• [WORK REQUIRED] Your copy should repeat each record exactly and contain none of the pictures.

• [RECORDS FOR THE EXERCISE]

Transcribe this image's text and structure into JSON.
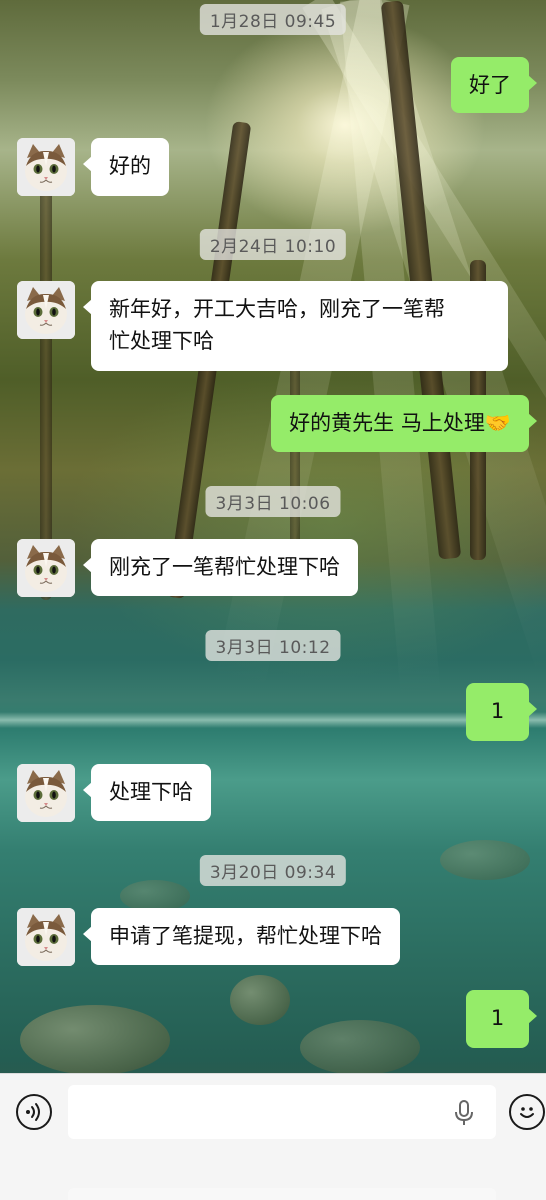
{
  "timestamps": {
    "t1": "1月28日 09:45",
    "t2": "2月24日 10:10",
    "t3": "3月3日 10:06",
    "t4": "3月3日 10:12",
    "t5": "3月20日 09:34"
  },
  "messages": {
    "m1": {
      "side": "right",
      "text": "好了"
    },
    "m2": {
      "side": "left",
      "text": "好的"
    },
    "m3_line1": {
      "side": "left",
      "text": "新年好，开工大吉哈，刚充了一笔帮"
    },
    "m3_line2": {
      "text": "忙处理下哈"
    },
    "m4": {
      "side": "right",
      "text": "好的黄先生 马上处理🤝"
    },
    "m5": {
      "side": "left",
      "text": "刚充了一笔帮忙处理下哈"
    },
    "m6": {
      "side": "right",
      "text": "1"
    },
    "m7": {
      "side": "left",
      "text": "处理下哈"
    },
    "m8": {
      "side": "left",
      "text": "申请了笔提现，帮忙处理下哈"
    },
    "m9": {
      "side": "right",
      "text": "1"
    }
  },
  "input_bar": {
    "left_icon": "voice-icon",
    "mic_icon": "microphone-icon",
    "right_icon": "emoji-icon",
    "text": ""
  },
  "colors": {
    "bubble_self": "#95ec69",
    "bubble_other": "#ffffff",
    "timestamp_bg": "#e6e6e1"
  }
}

• [RESULT OF THE TASK]
Transcribe this image's text and structure into JSON.
{
  "timestamps": {
    "t1": "1月28日 09:45",
    "t2": "2月24日 10:10",
    "t3": "3月3日 10:06",
    "t4": "3月3日 10:12",
    "t5": "3月20日 09:34"
  },
  "messages": {
    "m1": {
      "side": "right",
      "text": "好了"
    },
    "m2": {
      "side": "left",
      "text": "好的"
    },
    "m3_line1": {
      "side": "left",
      "text": "新年好，开工大吉哈，刚充了一笔帮"
    },
    "m3_line2": {
      "text": "忙处理下哈"
    },
    "m4": {
      "side": "right",
      "text": "好的黄先生 马上处理🤝"
    },
    "m5": {
      "side": "left",
      "text": "刚充了一笔帮忙处理下哈"
    },
    "m6": {
      "side": "right",
      "text": "1"
    },
    "m7": {
      "side": "left",
      "text": "处理下哈"
    },
    "m8": {
      "side": "left",
      "text": "申请了笔提现，帮忙处理下哈"
    },
    "m9": {
      "side": "right",
      "text": "1"
    }
  },
  "input_bar": {
    "left_icon": "voice-icon",
    "mic_icon": "microphone-icon",
    "right_icon": "emoji-icon",
    "text": ""
  },
  "colors": {
    "bubble_self": "#95ec69",
    "bubble_other": "#ffffff",
    "timestamp_bg": "#e6e6e1"
  }
}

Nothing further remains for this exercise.